Overall, the Warafi petition highlights that extinguishing or ending an armed conflict is often just as legally complex as declaring or authorizing an armed conflict. Both involve questions of inter-branch allocations of constitutional authority (Article I versus Article II of the US Constitution), as well as the relative value of public statements versus actual events on the ground.

http://opiniojuris.org/2015/02/27/one-war-begins-another-ends/

2 Responses

  1. the end of “hostilities” does not equate with the end of a “war” (e.g., Korean War).
    You have a good point re: GPW repatriation at the end of hostilities.
    I agree that members of the regular armed forces of the Taliban should have been provided pow status and combatant status — pow status under GPW art. 4(A)(1) or 4(A) (3) without the limits in 4(A)(2) that only apply to certain specific categories mentioned therein (despite the ICRC’s claims). See http://ssrn.com/abstract=2446681
    Denial of pow status could haunt military personnel in the future.

Trackbacks and Pingbacks

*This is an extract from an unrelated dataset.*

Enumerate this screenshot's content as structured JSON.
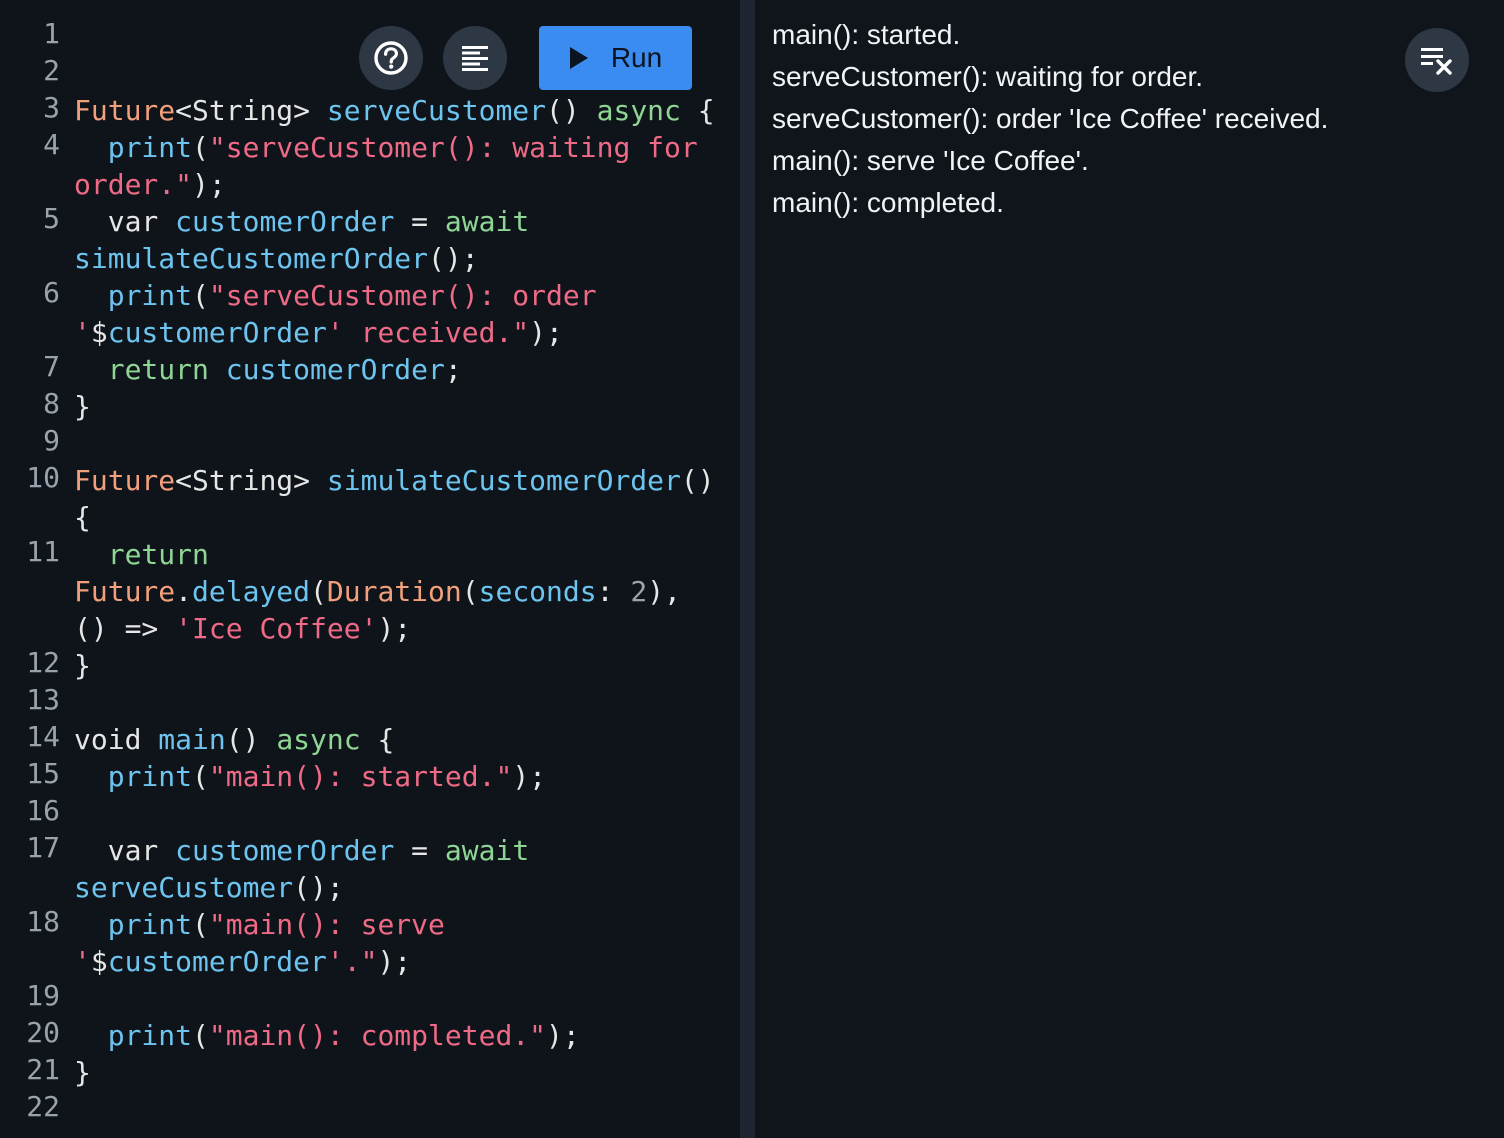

  1. […] iv.  Or, the government might argue that although the armed conflict has ended (because there are no longer sufficiently sustained and intense hostilities between the parties), lower-level hostilities continue between the U.S. and the Taliban, and such post-conflict hostilities are sufficient under the AUMF to justify continued detention of Warafi, in order to prevent him from returning to such hostilities.  (On how the court might proceed if the government makes this last argument, see Jens Ohlin’s post here.) […]